Machine learning algorithms possess hyperparameters that can be configured to tailor the algorithm to a particular dataset.
Even though the dynamics of several hyperparameters are known, the particular impact they will have on the performance of the outcome model on a provided dataset is not known. As such, it is a typical practice to evaluate a suite of values for key algorithm hyperparameters for a chosen machine learning algorithm.
This is referred to as hyperparameter tuning or hyperparameter optimization.
It is typical to leverage a naïve optimization algorithm for this reason, such as an arbitrary search algorithm or a grid search algorithm.
Hyperparameter Tuning: Function inputs are algorithm hyperparameters, optimization problems that need an iterative global search algorithm.
Nonetheless, it is becoming more and more typical to leverage an iterative global search algorithm for this optimization issue. A popular option is a Bayesian optimization algorithm that has the potential to simultaneously approximate the target function that is being optimized (leveraging a surrogate function) during the process of optimization.
This is desired as assessing a singular combo of model hyperparameters is costly, needing fitting the model of the complete training dataset one or several times, dependent on the choice of model assessment procedure (for instance, repeated k-fold cross validation)
Model selection consists of choosing one from amongst several candidate machine learning models for a predictive modelling problem.
Actually, it consists of choosing the machine learning algorithm or machine learning pipeline that generates a model. This is then leveraged to train a final model that can then be leveraged in the desired application to make forecasts on the fresh data.
This procedure of model selection is typically a manual process carried out by a machine learning practitioner consisting of activities like prepping data, assessing candidate models, tuning well-performing models, and lastly opting for the final model.
This can be framed as an optimization problem that subsumes portion of or the total predictive modelling project.
Model selection: Function inputs are data transform, machine learning algorithm, and algorithm hyperparameters, optimization problem that needs an iterative global search algorithm.
Increasingly, this is the scenario with automated machine learning (AutoML) algorithms being leveraged to choose an algorithm, an algorithm and hyperparameters or data prep, algorithm and hyperparameters, with minimal user intervention.
Like hyperparameter tuning, it is typical to leverage a global search algorithm that also goes about approximating the objective function, like Bayesian optimization, provided that every function evaluation is expensive.

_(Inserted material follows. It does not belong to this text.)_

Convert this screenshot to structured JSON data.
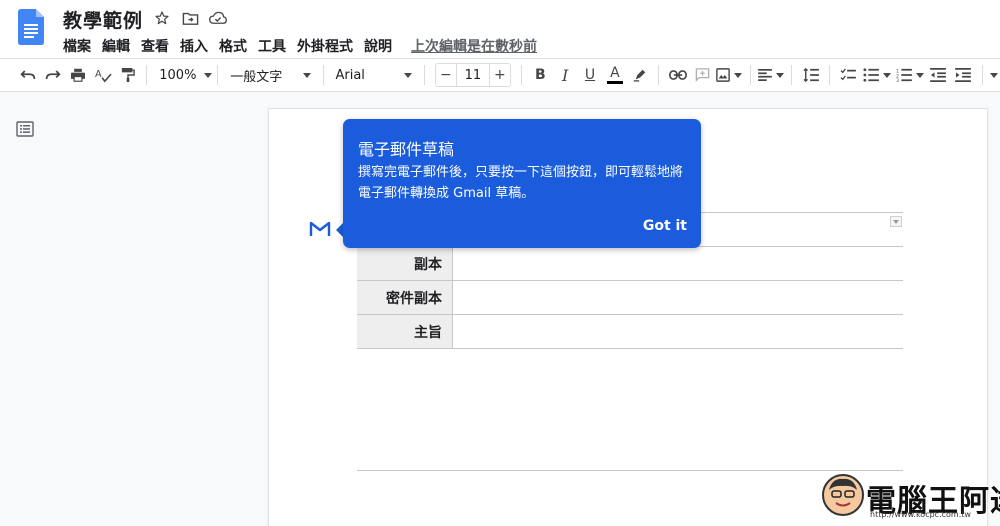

This automated optimization strategy to machine learning also lies at the heart of sophisticated machine learning as a service (MLaaS) products furnished by enterprises like Microsoft, Google, and Amazon.
Even though quick and efficient, such strategies are still not able to outpace hand-crafted models prepped by highly skilled specialists, like those taking part in machine learning contests.